SUPPLIED RECORDS:

====

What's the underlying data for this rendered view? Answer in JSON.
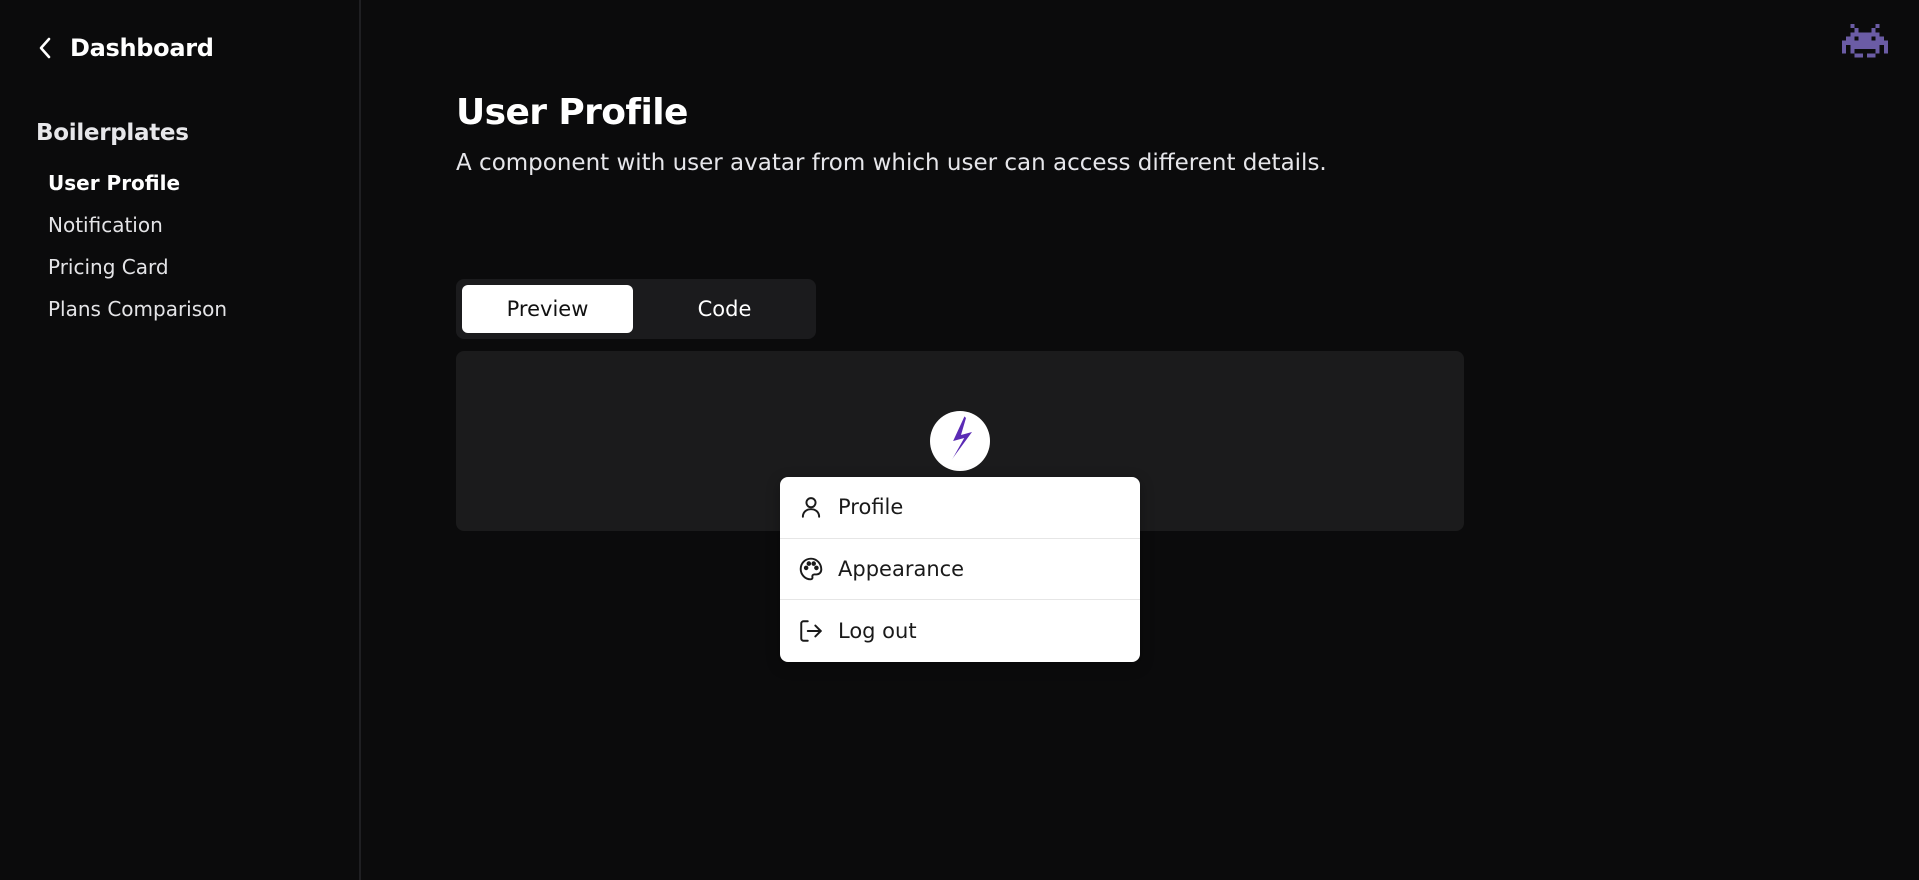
{
  "sidebar": {
    "back_label": "Dashboard",
    "section_title": "Boilerplates",
    "items": [
      {
        "label": "User Profile",
        "active": true
      },
      {
        "label": "Notification",
        "active": false
      },
      {
        "label": "Pricing Card",
        "active": false
      },
      {
        "label": "Plans Comparison",
        "active": false
      }
    ]
  },
  "header": {
    "icon": "space-invader-icon",
    "icon_color": "#6b5ca5"
  },
  "main": {
    "title": "User Profile",
    "description": "A component with user avatar from which user can access different details.",
    "tabs": [
      {
        "label": "Preview",
        "active": true
      },
      {
        "label": "Code",
        "active": false
      }
    ],
    "preview": {
      "avatar_icon": "lightning-bolt-icon",
      "avatar_color": "#5b2bb5",
      "menu": [
        {
          "label": "Profile",
          "icon": "user-icon"
        },
        {
          "label": "Appearance",
          "icon": "palette-icon"
        },
        {
          "label": "Log out",
          "icon": "logout-icon"
        }
      ]
    }
  }
}
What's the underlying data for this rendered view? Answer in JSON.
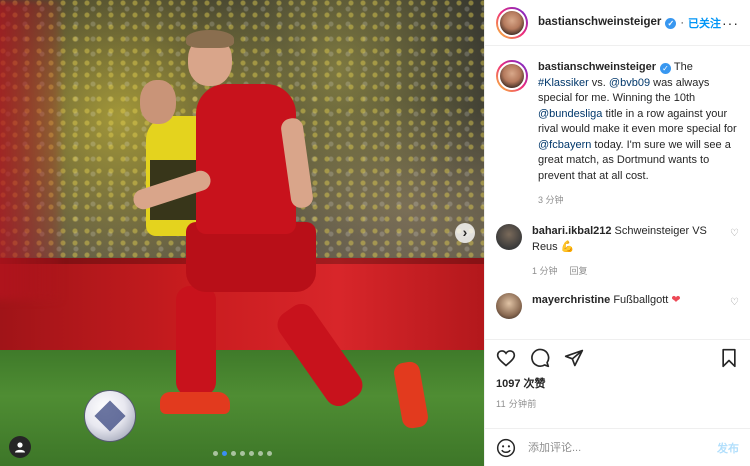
{
  "post": {
    "username": "bastianschweinsteiger",
    "follow_label": "已关注",
    "more_label": "···"
  },
  "caption": {
    "username": "bastianschweinsteiger",
    "text_1": " The ",
    "tag_klassiker": "#Klassiker",
    "text_2": " vs. ",
    "mention_bvb": "@bvb09",
    "text_3": " was always special for me. Winning the 10th ",
    "mention_bundesliga": "@bundesliga",
    "text_4": " title in a row against your rival would make it even more special for ",
    "mention_fcbayern": "@fcbayern",
    "text_5": " today. I'm sure we will see a great match, as Dortmund wants to prevent that at all cost.",
    "time": "3 分钟"
  },
  "comments": [
    {
      "username": "bahari.ikbal212",
      "text": " Schweinsteiger VS Reus ",
      "emoji": "💪",
      "time": "1 分钟",
      "reply_label": "回复"
    },
    {
      "username": "mayerchristine",
      "text": " Fußballgott ",
      "emoji": "❤"
    }
  ],
  "stats": {
    "likes": "1097 次赞",
    "posted_ago": "11 分钟前"
  },
  "composer": {
    "placeholder": "添加评论...",
    "post_label": "发布"
  },
  "media": {
    "next_label": "›",
    "carousel_count": 7,
    "carousel_active": 1
  }
}
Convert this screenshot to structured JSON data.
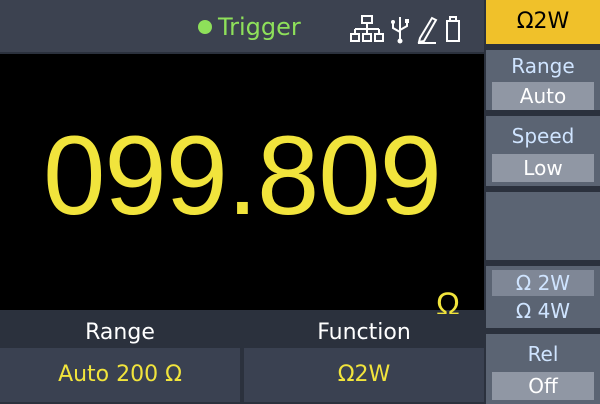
{
  "status": {
    "trigger_label": "Trigger",
    "trigger_color": "#8ee05a",
    "icons": [
      "network-icon",
      "usb-icon",
      "edit-icon",
      "memory-icon"
    ]
  },
  "reading": {
    "value": "099.809",
    "unit": "Ω",
    "color": "#f1e43c"
  },
  "info": {
    "range_label": "Range",
    "range_value": "Auto 200 Ω",
    "function_label": "Function",
    "function_value": "Ω2W"
  },
  "softkeys": {
    "mode": "Ω2W",
    "range": {
      "title": "Range",
      "value": "Auto"
    },
    "speed": {
      "title": "Speed",
      "value": "Low"
    },
    "wire": {
      "option_2w": "Ω 2W",
      "option_4w": "Ω 4W",
      "selected": "Ω 2W"
    },
    "rel": {
      "title": "Rel",
      "value": "Off"
    }
  },
  "colors": {
    "accent": "#f0c12a",
    "softkey_bg": "#5b6473",
    "reading_bg": "#000000"
  }
}
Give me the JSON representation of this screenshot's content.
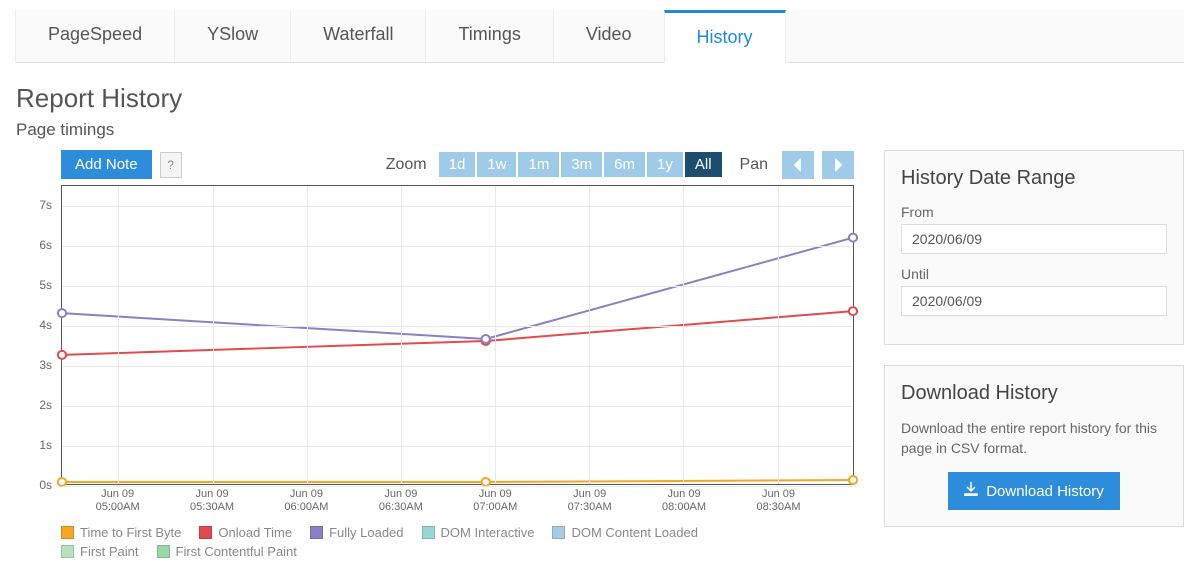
{
  "tabs": [
    "PageSpeed",
    "YSlow",
    "Waterfall",
    "Timings",
    "Video",
    "History"
  ],
  "active_tab": "History",
  "title": "Report History",
  "subtitle": "Page timings",
  "toolbar": {
    "add_note": "Add Note",
    "help": "?",
    "zoom_label": "Zoom",
    "zoom_buttons": [
      "1d",
      "1w",
      "1m",
      "3m",
      "6m",
      "1y",
      "All"
    ],
    "zoom_active": "All",
    "pan_label": "Pan"
  },
  "right": {
    "range_title": "History Date Range",
    "from_label": "From",
    "from_value": "2020/06/09",
    "until_label": "Until",
    "until_value": "2020/06/09",
    "download_title": "Download History",
    "download_desc": "Download the entire report history for this page in CSV format.",
    "download_btn": "Download History"
  },
  "chart_data": {
    "type": "line",
    "xlabel": "",
    "ylabel": "",
    "ylim": [
      0,
      7.5
    ],
    "y_ticks": [
      0,
      1,
      2,
      3,
      4,
      5,
      6,
      7
    ],
    "y_tick_labels": [
      "0s",
      "1s",
      "2s",
      "3s",
      "4s",
      "5s",
      "6s",
      "7s"
    ],
    "x_tick_labels": [
      "Jun 09\n05:00AM",
      "Jun 09\n05:30AM",
      "Jun 09\n06:00AM",
      "Jun 09\n06:30AM",
      "Jun 09\n07:00AM",
      "Jun 09\n07:30AM",
      "Jun 09\n08:00AM",
      "Jun 09\n08:30AM"
    ],
    "x_tick_positions": [
      0.0714,
      0.1905,
      0.3095,
      0.4286,
      0.5476,
      0.6667,
      0.7857,
      0.9048
    ],
    "data_x": [
      0,
      0.5357,
      1.0
    ],
    "series": [
      {
        "name": "Time to First Byte",
        "color": "#f5a623",
        "values": [
          0.05,
          0.05,
          0.1
        ],
        "markers": [
          true,
          true,
          true
        ]
      },
      {
        "name": "Onload Time",
        "color": "#e24b4b",
        "values": [
          3.25,
          3.6,
          4.35
        ],
        "markers": [
          true,
          true,
          true
        ]
      },
      {
        "name": "Fully Loaded",
        "color": "#8b7fc5",
        "values": [
          4.3,
          3.65,
          6.2
        ],
        "markers": [
          true,
          true,
          true
        ]
      },
      {
        "name": "DOM Interactive",
        "color": "#9bd6d6",
        "values": null
      },
      {
        "name": "DOM Content Loaded",
        "color": "#a7cbe8",
        "values": null
      },
      {
        "name": "First Paint",
        "color": "#b8e0c2",
        "values": null
      },
      {
        "name": "First Contentful Paint",
        "color": "#9cd8a7",
        "values": null
      }
    ]
  }
}
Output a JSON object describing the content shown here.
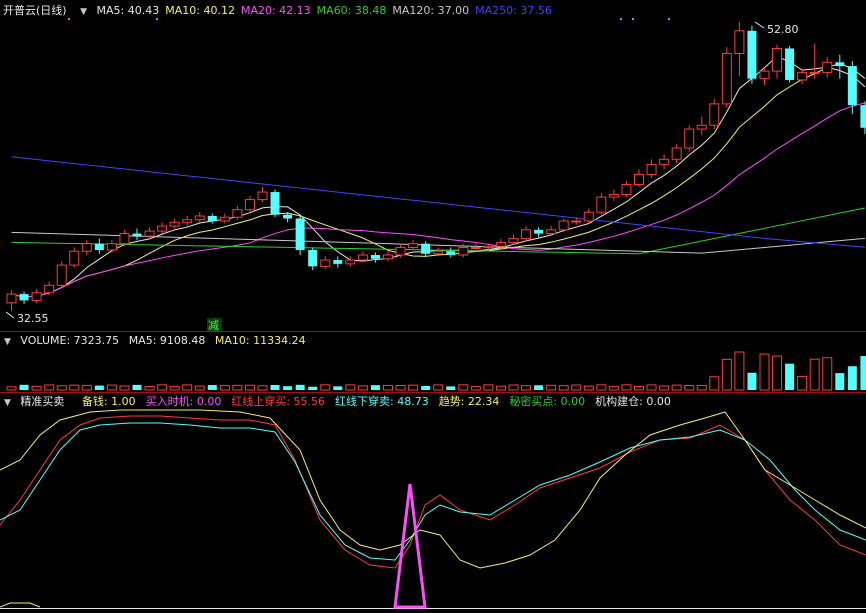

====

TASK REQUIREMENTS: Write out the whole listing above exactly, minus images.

PROBLEM SOLUTION:
What's the underlying data for this rendered view? Answer in JSON.
{
  "sidebar": {
    "back_label": "Dashboard",
    "section_title": "Boilerplates",
    "items": [
      {
        "label": "User Profile",
        "active": true
      },
      {
        "label": "Notification",
        "active": false
      },
      {
        "label": "Pricing Card",
        "active": false
      },
      {
        "label": "Plans Comparison",
        "active": false
      }
    ]
  },
  "header": {
    "icon": "space-invader-icon",
    "icon_color": "#6b5ca5"
  },
  "main": {
    "title": "User Profile",
    "description": "A component with user avatar from which user can access different details.",
    "tabs": [
      {
        "label": "Preview",
        "active": true
      },
      {
        "label": "Code",
        "active": false
      }
    ],
    "preview": {
      "avatar_icon": "lightning-bolt-icon",
      "avatar_color": "#5b2bb5",
      "menu": [
        {
          "label": "Profile",
          "icon": "user-icon"
        },
        {
          "label": "Appearance",
          "icon": "palette-icon"
        },
        {
          "label": "Log out",
          "icon": "logout-icon"
        }
      ]
    }
  }
}
What's the underlying data for this rendered view? Answer in JSON.
{
  "post": {
    "username": "bastianschweinsteiger",
    "follow_label": "已关注",
    "more_label": "···"
  },
  "caption": {
    "username": "bastianschweinsteiger",
    "text_1": " The ",
    "tag_klassiker": "#Klassiker",
    "text_2": " vs. ",
    "mention_bvb": "@bvb09",
    "text_3": " was always special for me. Winning the 10th ",
    "mention_bundesliga": "@bundesliga",
    "text_4": " title in a row against your rival would make it even more special for ",
    "mention_fcbayern": "@fcbayern",
    "text_5": " today. I'm sure we will see a great match, as Dortmund wants to prevent that at all cost.",
    "time": "3 分钟"
  },
  "comments": [
    {
      "username": "bahari.ikbal212",
      "text": " Schweinsteiger VS Reus ",
      "emoji": "💪",
      "time": "1 分钟",
      "reply_label": "回复"
    },
    {
      "username": "mayerchristine",
      "text": " Fußballgott ",
      "emoji": "❤"
    }
  ],
  "stats": {
    "likes": "1097 次赞",
    "posted_ago": "11 分钟前"
  },
  "composer": {
    "placeholder": "添加评论...",
    "post_label": "发布"
  },
  "media": {
    "next_label": "›",
    "carousel_count": 7,
    "carousel_active": 1
  }
}
Convert this screenshot to structured JSON data.
{
  "status": {
    "trigger_label": "Trigger",
    "trigger_color": "#8ee05a",
    "icons": [
      "network-icon",
      "usb-icon",
      "edit-icon",
      "memory-icon"
    ]
  },
  "reading": {
    "value": "099.809",
    "unit": "Ω",
    "color": "#f1e43c"
  },
  "info": {
    "range_label": "Range",
    "range_value": "Auto 200 Ω",
    "function_label": "Function",
    "function_value": "Ω2W"
  },
  "softkeys": {
    "mode": "Ω2W",
    "range": {
      "title": "Range",
      "value": "Auto"
    },
    "speed": {
      "title": "Speed",
      "value": "Low"
    },
    "wire": {
      "option_2w": "Ω 2W",
      "option_4w": "Ω 4W",
      "selected": "Ω 2W"
    },
    "rel": {
      "title": "Rel",
      "value": "Off"
    }
  },
  "colors": {
    "accent": "#f0c12a",
    "softkey_bg": "#5b6473",
    "reading_bg": "#000000"
  }
}
Give me the JSON representation of this screenshot's content.
{
  "tabs": [
    "PageSpeed",
    "YSlow",
    "Waterfall",
    "Timings",
    "Video",
    "History"
  ],
  "active_tab": "History",
  "title": "Report History",
  "subtitle": "Page timings",
  "toolbar": {
    "add_note": "Add Note",
    "help": "?",
    "zoom_label": "Zoom",
    "zoom_buttons": [
      "1d",
      "1w",
      "1m",
      "3m",
      "6m",
      "1y",
      "All"
    ],
    "zoom_active": "All",
    "pan_label": "Pan"
  },
  "right": {
    "range_title": "History Date Range",
    "from_label": "From",
    "from_value": "2020/06/09",
    "until_label": "Until",
    "until_value": "2020/06/09",
    "download_title": "Download History",
    "download_desc": "Download the entire report history for this page in CSV format.",
    "download_btn": "Download History"
  },
  "chart_data": {
    "type": "line",
    "xlabel": "",
    "ylabel": "",
    "ylim": [
      0,
      7.5
    ],
    "y_ticks": [
      0,
      1,
      2,
      3,
      4,
      5,
      6,
      7
    ],
    "y_tick_labels": [
      "0s",
      "1s",
      "2s",
      "3s",
      "4s",
      "5s",
      "6s",
      "7s"
    ],
    "x_tick_labels": [
      "Jun 09\n05:00AM",
      "Jun 09\n05:30AM",
      "Jun 09\n06:00AM",
      "Jun 09\n06:30AM",
      "Jun 09\n07:00AM",
      "Jun 09\n07:30AM",
      "Jun 09\n08:00AM",
      "Jun 09\n08:30AM"
    ],
    "x_tick_positions": [
      0.0714,
      0.1905,
      0.3095,
      0.4286,
      0.5476,
      0.6667,
      0.7857,
      0.9048
    ],
    "data_x": [
      0,
      0.5357,
      1.0
    ],
    "series": [
      {
        "name": "Time to First Byte",
        "color": "#f5a623",
        "values": [
          0.05,
          0.05,
          0.1
        ],
        "markers": [
          true,
          true,
          true
        ]
      },
      {
        "name": "Onload Time",
        "color": "#e24b4b",
        "values": [
          3.25,
          3.6,
          4.35
        ],
        "markers": [
          true,
          true,
          true
        ]
      },
      {
        "name": "Fully Loaded",
        "color": "#8b7fc5",
        "values": [
          4.3,
          3.65,
          6.2
        ],
        "markers": [
          true,
          true,
          true
        ]
      },
      {
        "name": "DOM Interactive",
        "color": "#9bd6d6",
        "values": null
      },
      {
        "name": "DOM Content Loaded",
        "color": "#a7cbe8",
        "values": null
      },
      {
        "name": "First Paint",
        "color": "#b8e0c2",
        "values": null
      },
      {
        "name": "First Contentful Paint",
        "color": "#9cd8a7",
        "values": null
      }
    ]
  }
}
Output a JSON object describing the content shown here.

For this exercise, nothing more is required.